#### EXERCISE DETAILS:
If a line in the entries below contains "System", copy it.
-------- MATERIAL SUPPLIED
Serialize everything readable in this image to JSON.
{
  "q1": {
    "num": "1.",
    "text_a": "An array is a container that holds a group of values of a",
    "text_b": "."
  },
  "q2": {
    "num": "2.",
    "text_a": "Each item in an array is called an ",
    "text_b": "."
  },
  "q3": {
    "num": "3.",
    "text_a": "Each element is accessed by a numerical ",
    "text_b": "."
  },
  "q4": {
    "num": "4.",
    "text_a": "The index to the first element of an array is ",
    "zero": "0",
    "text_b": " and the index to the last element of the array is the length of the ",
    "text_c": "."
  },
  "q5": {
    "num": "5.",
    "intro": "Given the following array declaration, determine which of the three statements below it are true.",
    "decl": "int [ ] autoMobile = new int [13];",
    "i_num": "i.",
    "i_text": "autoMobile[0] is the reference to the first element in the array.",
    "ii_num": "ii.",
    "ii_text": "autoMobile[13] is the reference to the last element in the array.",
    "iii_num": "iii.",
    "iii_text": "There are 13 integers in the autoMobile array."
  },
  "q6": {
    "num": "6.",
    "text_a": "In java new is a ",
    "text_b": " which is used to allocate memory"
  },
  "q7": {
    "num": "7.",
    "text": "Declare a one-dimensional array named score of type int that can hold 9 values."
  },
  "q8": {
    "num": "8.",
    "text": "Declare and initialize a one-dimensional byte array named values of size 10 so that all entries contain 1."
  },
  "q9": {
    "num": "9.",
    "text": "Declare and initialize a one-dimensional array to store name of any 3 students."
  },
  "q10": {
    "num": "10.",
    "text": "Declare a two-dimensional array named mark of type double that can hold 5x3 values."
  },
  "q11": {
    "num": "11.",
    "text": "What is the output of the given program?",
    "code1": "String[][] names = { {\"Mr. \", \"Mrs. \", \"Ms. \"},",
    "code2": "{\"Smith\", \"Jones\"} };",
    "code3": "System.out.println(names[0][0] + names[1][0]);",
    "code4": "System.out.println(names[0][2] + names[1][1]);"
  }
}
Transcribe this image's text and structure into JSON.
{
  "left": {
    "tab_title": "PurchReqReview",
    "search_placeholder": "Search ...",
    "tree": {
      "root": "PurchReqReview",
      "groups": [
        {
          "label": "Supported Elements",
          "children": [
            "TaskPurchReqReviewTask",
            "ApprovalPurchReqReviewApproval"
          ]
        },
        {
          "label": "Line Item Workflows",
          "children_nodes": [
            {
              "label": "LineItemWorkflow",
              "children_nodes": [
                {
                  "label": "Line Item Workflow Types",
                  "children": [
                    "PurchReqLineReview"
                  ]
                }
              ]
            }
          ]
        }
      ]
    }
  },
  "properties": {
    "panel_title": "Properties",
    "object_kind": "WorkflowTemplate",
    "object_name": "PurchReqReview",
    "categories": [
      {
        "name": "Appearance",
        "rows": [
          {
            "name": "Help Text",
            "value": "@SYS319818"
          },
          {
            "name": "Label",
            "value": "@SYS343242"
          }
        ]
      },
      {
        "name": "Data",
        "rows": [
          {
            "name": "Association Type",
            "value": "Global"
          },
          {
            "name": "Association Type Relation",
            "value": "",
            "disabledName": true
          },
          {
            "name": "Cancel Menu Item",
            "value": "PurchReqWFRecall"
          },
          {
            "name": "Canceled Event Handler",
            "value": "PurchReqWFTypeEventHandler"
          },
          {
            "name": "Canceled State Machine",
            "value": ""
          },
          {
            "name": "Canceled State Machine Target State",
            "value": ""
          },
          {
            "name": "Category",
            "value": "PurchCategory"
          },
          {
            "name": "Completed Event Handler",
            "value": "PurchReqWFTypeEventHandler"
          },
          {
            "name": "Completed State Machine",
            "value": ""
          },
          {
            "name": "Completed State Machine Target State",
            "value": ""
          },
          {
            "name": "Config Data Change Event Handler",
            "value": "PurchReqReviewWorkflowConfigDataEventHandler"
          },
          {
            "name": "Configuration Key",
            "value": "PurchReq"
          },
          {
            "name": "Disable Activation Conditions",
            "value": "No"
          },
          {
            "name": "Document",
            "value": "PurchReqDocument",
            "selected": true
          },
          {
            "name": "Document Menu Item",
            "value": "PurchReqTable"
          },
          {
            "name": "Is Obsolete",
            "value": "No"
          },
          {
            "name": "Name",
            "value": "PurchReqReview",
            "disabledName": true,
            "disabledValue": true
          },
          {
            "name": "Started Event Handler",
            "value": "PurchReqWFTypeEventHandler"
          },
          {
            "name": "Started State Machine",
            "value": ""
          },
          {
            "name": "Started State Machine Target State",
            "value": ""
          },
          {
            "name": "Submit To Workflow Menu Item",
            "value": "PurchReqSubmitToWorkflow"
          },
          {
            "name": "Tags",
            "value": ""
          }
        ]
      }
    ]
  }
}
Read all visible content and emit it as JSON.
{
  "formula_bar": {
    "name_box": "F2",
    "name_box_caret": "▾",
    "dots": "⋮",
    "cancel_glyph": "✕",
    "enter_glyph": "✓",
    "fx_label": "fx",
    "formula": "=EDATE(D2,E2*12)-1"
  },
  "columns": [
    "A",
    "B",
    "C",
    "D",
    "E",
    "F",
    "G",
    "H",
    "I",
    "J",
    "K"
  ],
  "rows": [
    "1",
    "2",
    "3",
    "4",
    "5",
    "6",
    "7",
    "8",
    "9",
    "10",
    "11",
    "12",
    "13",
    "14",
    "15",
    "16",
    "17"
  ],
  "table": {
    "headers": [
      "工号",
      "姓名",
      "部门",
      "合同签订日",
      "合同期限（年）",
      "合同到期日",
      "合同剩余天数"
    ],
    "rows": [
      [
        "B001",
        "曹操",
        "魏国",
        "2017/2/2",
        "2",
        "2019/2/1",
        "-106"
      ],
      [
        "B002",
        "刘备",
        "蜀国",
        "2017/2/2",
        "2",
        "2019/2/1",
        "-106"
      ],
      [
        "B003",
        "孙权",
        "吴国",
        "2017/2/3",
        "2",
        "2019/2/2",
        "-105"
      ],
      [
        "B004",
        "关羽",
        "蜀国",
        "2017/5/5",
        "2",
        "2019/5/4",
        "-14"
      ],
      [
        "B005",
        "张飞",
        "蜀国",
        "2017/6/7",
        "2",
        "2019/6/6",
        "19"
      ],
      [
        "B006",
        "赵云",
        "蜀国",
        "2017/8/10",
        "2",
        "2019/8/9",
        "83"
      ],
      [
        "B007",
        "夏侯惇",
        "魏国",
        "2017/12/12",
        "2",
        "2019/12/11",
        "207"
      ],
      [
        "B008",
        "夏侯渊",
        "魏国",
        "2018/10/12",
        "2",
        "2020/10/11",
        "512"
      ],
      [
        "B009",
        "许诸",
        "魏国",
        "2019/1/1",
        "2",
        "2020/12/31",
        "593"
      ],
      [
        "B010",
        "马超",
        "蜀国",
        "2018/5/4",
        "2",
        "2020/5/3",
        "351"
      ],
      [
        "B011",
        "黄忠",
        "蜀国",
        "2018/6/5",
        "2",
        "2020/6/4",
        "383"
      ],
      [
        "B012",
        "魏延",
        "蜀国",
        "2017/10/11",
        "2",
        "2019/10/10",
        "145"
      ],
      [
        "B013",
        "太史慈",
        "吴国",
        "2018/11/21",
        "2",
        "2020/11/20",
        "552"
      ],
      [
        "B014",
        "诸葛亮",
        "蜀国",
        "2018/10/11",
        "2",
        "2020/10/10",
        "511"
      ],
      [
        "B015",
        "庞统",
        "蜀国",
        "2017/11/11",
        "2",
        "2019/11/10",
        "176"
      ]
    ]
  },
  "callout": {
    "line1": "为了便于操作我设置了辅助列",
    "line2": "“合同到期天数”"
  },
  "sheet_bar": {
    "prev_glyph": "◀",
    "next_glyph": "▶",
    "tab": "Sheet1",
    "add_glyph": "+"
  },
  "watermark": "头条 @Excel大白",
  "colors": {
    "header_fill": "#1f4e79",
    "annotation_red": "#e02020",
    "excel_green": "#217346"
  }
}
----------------
#### WRITTEN RESPONSE:
    "code3": "System.out.println(names[0][0] + names[1][0]);",
    "code4": "System.out.println(names[0][2] + names[1][1]);"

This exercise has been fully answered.